» Task instructions
Extract all records. Keep each one exact.
┌──
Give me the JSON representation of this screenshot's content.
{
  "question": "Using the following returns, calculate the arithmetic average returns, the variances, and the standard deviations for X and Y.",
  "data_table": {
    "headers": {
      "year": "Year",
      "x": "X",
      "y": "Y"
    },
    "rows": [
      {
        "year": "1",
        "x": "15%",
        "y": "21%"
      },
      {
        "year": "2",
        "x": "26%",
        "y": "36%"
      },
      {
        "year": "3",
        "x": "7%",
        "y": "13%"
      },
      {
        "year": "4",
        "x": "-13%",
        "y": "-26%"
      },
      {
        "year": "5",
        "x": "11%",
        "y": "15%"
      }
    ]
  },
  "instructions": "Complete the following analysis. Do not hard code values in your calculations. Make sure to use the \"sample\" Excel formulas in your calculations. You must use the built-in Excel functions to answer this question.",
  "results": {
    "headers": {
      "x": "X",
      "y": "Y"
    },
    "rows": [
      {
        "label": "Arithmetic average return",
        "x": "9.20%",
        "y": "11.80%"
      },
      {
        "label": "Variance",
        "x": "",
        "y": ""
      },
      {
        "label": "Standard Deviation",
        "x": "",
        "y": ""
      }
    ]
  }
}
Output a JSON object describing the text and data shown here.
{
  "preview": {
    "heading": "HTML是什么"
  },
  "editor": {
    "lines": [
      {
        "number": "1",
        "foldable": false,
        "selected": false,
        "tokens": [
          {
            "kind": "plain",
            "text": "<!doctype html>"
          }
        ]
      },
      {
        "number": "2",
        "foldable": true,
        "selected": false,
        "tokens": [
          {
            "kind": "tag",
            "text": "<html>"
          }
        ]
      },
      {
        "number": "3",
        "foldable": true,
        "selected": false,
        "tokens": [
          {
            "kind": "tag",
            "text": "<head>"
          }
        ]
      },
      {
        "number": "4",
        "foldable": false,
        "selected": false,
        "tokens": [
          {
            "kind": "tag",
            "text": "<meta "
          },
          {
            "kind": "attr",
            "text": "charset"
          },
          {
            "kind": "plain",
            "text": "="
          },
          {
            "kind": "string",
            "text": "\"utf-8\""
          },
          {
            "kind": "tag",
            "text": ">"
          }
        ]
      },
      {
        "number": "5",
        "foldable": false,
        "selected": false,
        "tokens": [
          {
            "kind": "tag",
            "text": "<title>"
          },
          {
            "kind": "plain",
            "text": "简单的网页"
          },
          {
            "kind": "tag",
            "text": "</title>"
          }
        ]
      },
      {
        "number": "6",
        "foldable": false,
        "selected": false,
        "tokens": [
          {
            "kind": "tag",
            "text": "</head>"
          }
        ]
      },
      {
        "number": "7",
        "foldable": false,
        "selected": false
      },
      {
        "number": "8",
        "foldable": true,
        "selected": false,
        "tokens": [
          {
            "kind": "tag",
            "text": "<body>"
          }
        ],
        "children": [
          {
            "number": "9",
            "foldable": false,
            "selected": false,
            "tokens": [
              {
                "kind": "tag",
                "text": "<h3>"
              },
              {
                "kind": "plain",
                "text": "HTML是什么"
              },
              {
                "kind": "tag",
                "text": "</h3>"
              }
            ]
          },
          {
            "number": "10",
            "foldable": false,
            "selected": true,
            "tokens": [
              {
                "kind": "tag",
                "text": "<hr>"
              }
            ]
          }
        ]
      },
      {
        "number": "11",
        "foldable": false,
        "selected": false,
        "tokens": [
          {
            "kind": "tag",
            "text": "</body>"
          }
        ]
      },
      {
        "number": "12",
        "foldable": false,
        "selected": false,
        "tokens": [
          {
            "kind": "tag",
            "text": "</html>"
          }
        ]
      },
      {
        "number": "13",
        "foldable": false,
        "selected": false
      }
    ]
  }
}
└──
» Answer for the task
Give me the JSON representation of this screenshot's content.
{
  "question": "Using the following returns, calculate the arithmetic average returns, the variances, and the standard deviations for X and Y.",
  "data_table": {
    "headers": {
      "year": "Year",
      "x": "X",
      "y": "Y"
    },
    "rows": [
      {
        "year": "1",
        "x": "15%",
        "y": "21%"
      },
      {
        "year": "2",
        "x": "26%",
        "y": "36%"
      },
      {
        "year": "3",
        "x": "7%",
        "y": "13%"
      },
      {
        "year": "4",
        "x": "-13%",
        "y": "-26%"
      },
      {
        "year": "5",
        "x": "11%",
        "y": "15%"
      }
    ]
  },
  "instructions": "Complete the following analysis. Do not hard code values in your calculations. Make sure to use the \"sample\" Excel formulas in your calculations. You must use the built-in Excel functions to answer this question.",
  "results": {
    "headers": {
      "x": "X",
      "y": "Y"
    },
    "rows": [
      {
        "label": "Arithmetic average return",
        "x": "9.20%",
        "y": "11.80%"
      },
      {
        "label": "Variance",
        "x": "",
        "y": ""
      },
      {
        "label": "Standard Deviation",
        "x": "",
        "y": ""
      }
    ]
  }
}
Output a JSON object describing the text and data shown here.
{
  "preview": {
    "heading": "HTML是什么"
  },
  "editor": {
    "lines": [
      {
        "number": "1",
        "foldable": false,
        "selected": false,
        "tokens": [
          {
            "kind": "plain",
            "text": "<!doctype html>"
          }
        ]
      },
      {
        "number": "2",
        "foldable": true,
        "selected": false,
        "tokens": [
          {
            "kind": "tag",
            "text": "<html>"
          }
        ]
      },
      {
        "number": "3",
        "foldable": true,
        "selected": false,
        "tokens": [
          {
            "kind": "tag",
            "text": "<head>"
          }
        ]
      },
      {
        "number": "4",
        "foldable": false,
        "selected": false,
        "tokens": [
          {
            "kind": "tag",
            "text": "<meta "
          },
          {
            "kind": "attr",
            "text": "charset"
          },
          {
            "kind": "plain",
            "text": "="
          },
          {
            "kind": "string",
            "text": "\"utf-8\""
          },
          {
            "kind": "tag",
            "text": ">"
          }
        ]
      },
      {
        "number": "5",
        "foldable": false,
        "selected": false,
        "tokens": [
          {
            "kind": "tag",
            "text": "<title>"
          },
          {
            "kind": "plain",
            "text": "简单的网页"
          },
          {
            "kind": "tag",
            "text": "</title>"
          }
        ]
      },
      {
        "number": "6",
        "foldable": false,
        "selected": false,
        "tokens": [
          {
            "kind": "tag",
            "text": "</head>"
          }
        ]
      },
      {
        "number": "7",
        "foldable": false,
        "selected": false
      },
      {
        "number": "8",
        "foldable": true,
        "selected": false,
        "tokens": [
          {
            "kind": "tag",
            "text": "<body>"
          }
        ],
        "children": [
          {
            "number": "9",
            "foldable": false,
            "selected": false,
            "tokens": [
              {
                "kind": "tag",
                "text": "<h3>"
              },
              {
                "kind": "plain",
                "text": "HTML是什么"
              },
              {
                "kind": "tag",
                "text": "</h3>"
              }
            ]
          },
          {
            "number": "10",
            "foldable": false,
            "selected": true,
            "tokens": [
              {
                "kind": "tag",
                "text": "<hr>"
              }
            ]
          }
        ]
      },
      {
        "number": "11",
        "foldable": false,
        "selected": false,
        "tokens": [
          {
            "kind": "tag",
            "text": "</body>"
          }
        ]
      },
      {
        "number": "12",
        "foldable": false,
        "selected": false,
        "tokens": [
          {
            "kind": "tag",
            "text": "</html>"
          }
        ]
      },
      {
        "number": "13",
        "foldable": false,
        "selected": false
      }
    ]
  }
}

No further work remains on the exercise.